Nineteen Abilene High School students are making history as part of a newly formed AHS Trapshooting team. The team provides a new type of challenge for students wanting to get off the couch and into the great outdoors.
“It’s an opportunity for some kids to represent the school but also a chance to see them grow,” said Coach Todd Callahan. “A lot of these kids were good shooters but maybe new to trap, so this is a challenge and an opportunity for them to grow as individuals.”
“This is the first year of its existence in Abilene and first year I’ve ever really done trap shooting,” said Sophomore Tyler Brown.
Trap shooting is an organized shooting competition based off of twenty-five shots per round. Original trap shooting would’ve involved live birds in a “trap” to be let loose at intervals. In this case, instead of shooting live birds, the team aims at clay pigeons which are hurled into the air at various speeds and directions with a machine built for the job.

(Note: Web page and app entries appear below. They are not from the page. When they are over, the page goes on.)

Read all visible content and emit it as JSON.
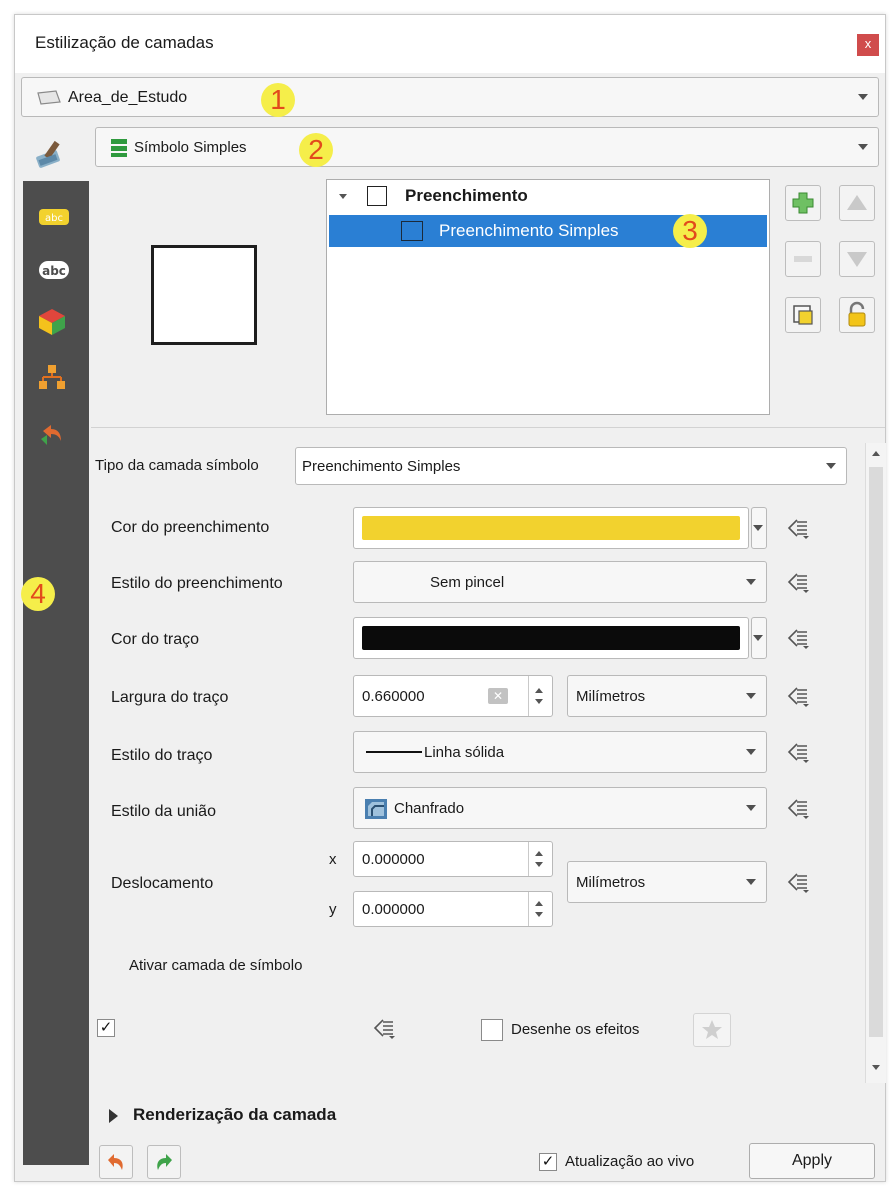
{
  "window": {
    "title": "Estilização de camadas",
    "close_label": "x"
  },
  "layer_combo": {
    "value": "Area_de_Estudo",
    "icon": "polygon-layer-icon"
  },
  "renderer_combo": {
    "value": "Símbolo Simples",
    "icon": "single-symbol-icon"
  },
  "markers": {
    "m1": "1",
    "m2": "2",
    "m3": "3",
    "m4": "4"
  },
  "sidebar": {
    "icons": [
      "paintbrush-icon",
      "labels-icon",
      "abc-icon",
      "3d-cube-icon",
      "diagram-icon",
      "history-icon"
    ]
  },
  "symbol_tree": {
    "root_label": "Preenchimento",
    "child_label": "Preenchimento Simples"
  },
  "tree_buttons": {
    "add": "plus-icon",
    "remove": "minus-icon",
    "up": "arrow-up-icon",
    "down": "arrow-down-icon",
    "duplicate": "duplicate-icon",
    "lock": "lock-icon"
  },
  "properties": {
    "symbol_type_label": "Tipo da camada símbolo",
    "symbol_type_value": "Preenchimento Simples",
    "fill_color_label": "Cor do preenchimento",
    "fill_color": "#f2d22e",
    "fill_style_label": "Estilo do preenchimento",
    "fill_style_value": "Sem pincel",
    "stroke_color_label": "Cor do traço",
    "stroke_color": "#0b0b0b",
    "stroke_width_label": "Largura do traço",
    "stroke_width_value": "0.660000",
    "stroke_width_unit": "Milímetros",
    "stroke_style_label": "Estilo do traço",
    "stroke_style_value": "Linha sólida",
    "join_style_label": "Estilo da união",
    "join_style_value": "Chanfrado",
    "offset_label": "Deslocamento",
    "offset_x_label": "x",
    "offset_x_value": "0.000000",
    "offset_y_label": "y",
    "offset_y_value": "0.000000",
    "offset_unit": "Milímetros",
    "enable_layer_label": "Ativar camada de símbolo",
    "enable_layer_checked": "✓",
    "draw_effects_label": "Desenhe os efeitos"
  },
  "render_section": {
    "label": "Renderização da camada"
  },
  "footer": {
    "live_update_label": "Atualização ao vivo",
    "live_update_checked": "✓",
    "apply_label": "Apply"
  },
  "colors": {
    "accent": "#2a7fd4",
    "sidebar": "#4d4d4d",
    "marker": "#f5ee4a"
  }
}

“They have to locate them, lead them and break them,” Callahan said.
Competitors make it their aim to shoot a perfect 25 shots. But that’s tough to do.
“I think it’s amazing to get out here and do something new that I’ve never got to try before,” Junior Zander Ehrich said.
Generous donors have made the trapshooting team a reality as well. Pinnacle Bank donated the clay pigeons. Other provisions made by Greg Huston and Terry Swearingen include the land and the trap house.
The competition will divide into conferences. Abilene will be at the 1A conference seven. This season the trapshooting club will compete against Anderson County, Haven, Hiawatha, Meade, Lyons, Mission Valley, Trego, and Triplanes school districts. The conference average is about fifteen shooters, so the top fifteen shooters will be registered to compete each week.
It’s never easy being the inaugural team for any sport. However, with good leadership and hard work, anything is possible for this young team. Good luck to them as they fire into their first season.